» ABOUT THIS EXERCISE:
Leaving out every picture, quote the data below exactly as it appears.

» SUPPLIED MATERIAL:
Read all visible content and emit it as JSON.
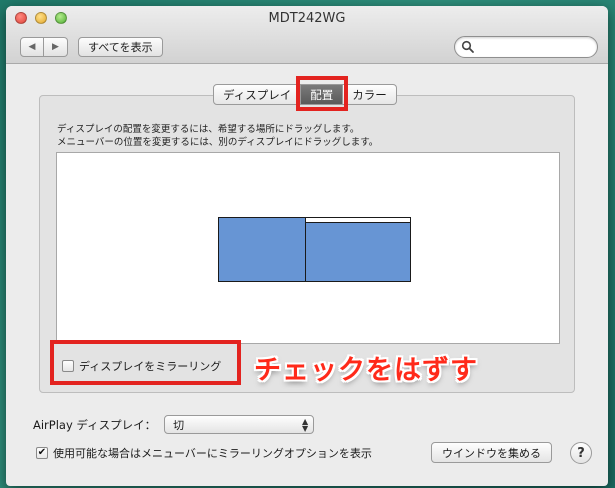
{
  "window": {
    "title": "MDT242WG"
  },
  "toolbar": {
    "back_label": "◀",
    "forward_label": "▶",
    "show_all_label": "すべてを表示",
    "search_value": "",
    "search_placeholder": ""
  },
  "tabs": [
    {
      "label": "ディスプレイ",
      "active": false
    },
    {
      "label": "配置",
      "active": true
    },
    {
      "label": "カラー",
      "active": false
    }
  ],
  "instructions": {
    "line1": "ディスプレイの配置を変更するには、希望する場所にドラッグします。",
    "line2": "メニューバーの位置を変更するには、別のディスプレイにドラッグします。"
  },
  "arrangement": {
    "displays": [
      "display-1",
      "display-2"
    ],
    "menubar_on": "display-2"
  },
  "mirror": {
    "label": "ディスプレイをミラーリング",
    "checked": false
  },
  "annotation": {
    "text": "チェックをはずす",
    "color": "#ff2a1a"
  },
  "airplay": {
    "label": "AirPlay ディスプレイ：",
    "selected": "切"
  },
  "menu_option": {
    "label": "使用可能な場合はメニューバーにミラーリングオプションを表示",
    "checked": true
  },
  "buttons": {
    "gather_windows": "ウインドウを集める",
    "help": "?"
  },
  "colors": {
    "highlight": "#e3231f",
    "display_fill": "#6795d4"
  }
}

» ANSWER FOR THE TASK:
Read all visible content and emit it as JSON.
{
  "window": {
    "title": "MDT242WG"
  },
  "toolbar": {
    "back_label": "◀",
    "forward_label": "▶",
    "show_all_label": "すべてを表示",
    "search_value": "",
    "search_placeholder": ""
  },
  "tabs": [
    {
      "label": "ディスプレイ",
      "active": false
    },
    {
      "label": "配置",
      "active": true
    },
    {
      "label": "カラー",
      "active": false
    }
  ],
  "instructions": {
    "line1": "ディスプレイの配置を変更するには、希望する場所にドラッグします。",
    "line2": "メニューバーの位置を変更するには、別のディスプレイにドラッグします。"
  },
  "arrangement": {
    "displays": [
      "display-1",
      "display-2"
    ],
    "menubar_on": "display-2"
  },
  "mirror": {
    "label": "ディスプレイをミラーリング",
    "checked": false
  },
  "annotation": {
    "text": "チェックをはずす",
    "color": "#ff2a1a"
  },
  "airplay": {
    "label": "AirPlay ディスプレイ：",
    "selected": "切"
  },
  "menu_option": {
    "label": "使用可能な場合はメニューバーにミラーリングオプションを表示",
    "checked": true
  },
  "buttons": {
    "gather_windows": "ウインドウを集める",
    "help": "?"
  },
  "colors": {
    "highlight": "#e3231f",
    "display_fill": "#6795d4"
  }
}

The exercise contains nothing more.